The latest version has even worked out a method to bypass the requirement for the user to type an admin password in order to install. Affected users are presented with a professional look application and informed that multiple security issues have been discovered on their computer. Subsequently they are duped into buying a completely bogus piece of software to “fix” those issues, a tactic with which Windows users will be only too familiar.

RSPlug and Jahlav have both been known to pose as video codec installers, another tactic long popular on the windows platform. Once installed, DNS changing malware hijacks connections to sites such as eBay, PayPal and some banking sites. Often the malicious hosting site will distinguish whether the browser is Mac or PC based and serve up the correct flavour of Trojan demonstrating that it is the same skilled and experienced malware business that is now setting its sights on the Apple community.

It is also worth nothing that Mac Forums were subjected to a barrage of spam encouraging people to visit the hosting sites in what appeared to be a co-ordinated campaign. Also important is the fact that these malware examples are not single discrete files, they represent entire families of malware, where new variants are continually being released to defeat signature based detection.

These examples of techniques long tried and tested in the Wintel world should serve as a salutary warning to the Mac community, and it seems that Apple themselves may finally be listening. Malware has existed on the Mac platform since pre OS X days, as have anti-malware tools. However the radical change in the nature of the malware industry coupled with Apple’s huge success in recent years, means it is a trend which is now far more likely to be exploited for malicious ends and at the financial cost of the end user in the coming months and years.

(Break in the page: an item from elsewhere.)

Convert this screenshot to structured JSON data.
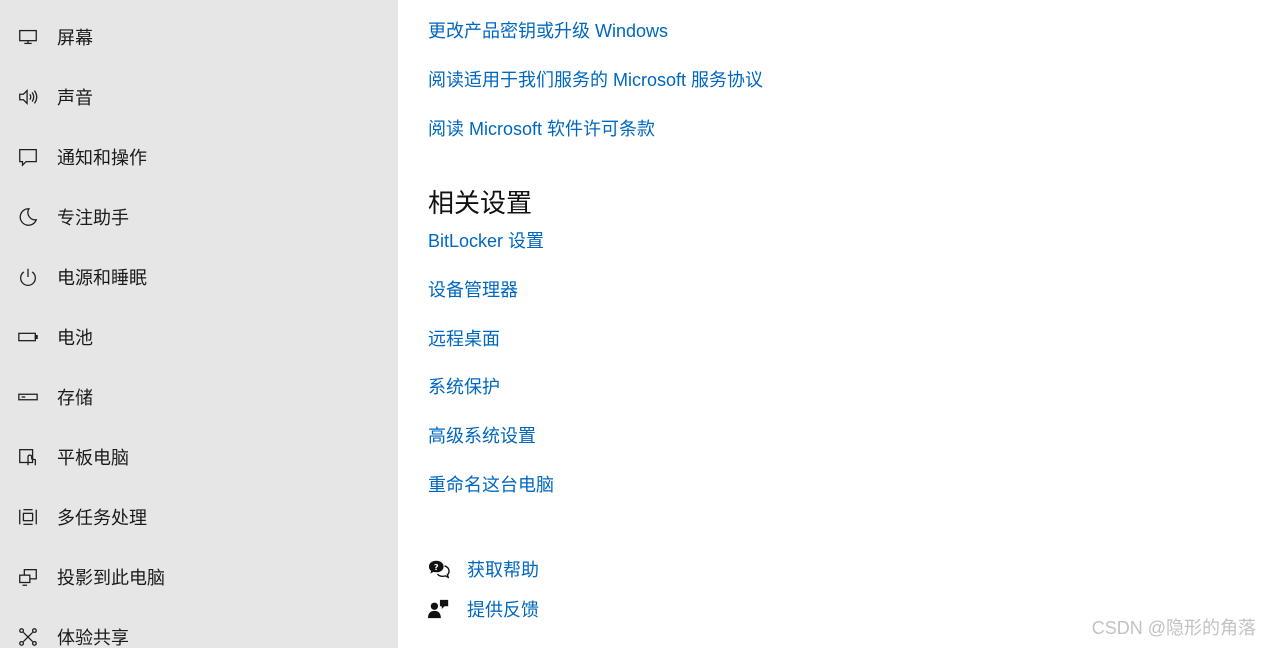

For many years now Mac users have believed themselves to be invulnerable to malware, and have been encouraged in this belief by Apple themselves on more than one occasion, or ”Safeguard your data by doing nothing“.

This complacency leaves many Mac users with the mistaken belief that either Macs are not vulnerable to malware, or that none exists for their platform or both, impacting their ability to make informed decisions when downloading or installing new software, opening attachments or visiting questionable sites.

Cybercrime and malware in today’s world is big business, and one that ever more closely resembles the world of legitimate business, including outsourcing, R&D budgets, Malware as a Service platforms, SLAs and even EULAs. In this shady world of business it would defintely be fair to say that as the Mac market share expands and the user base grows, so does its perceived potential to the cybercriminal. It’s all about Return on Investment, and the fact that that user base is largely unprepared and the computers themselves largely unprotected only increases the attractiveness.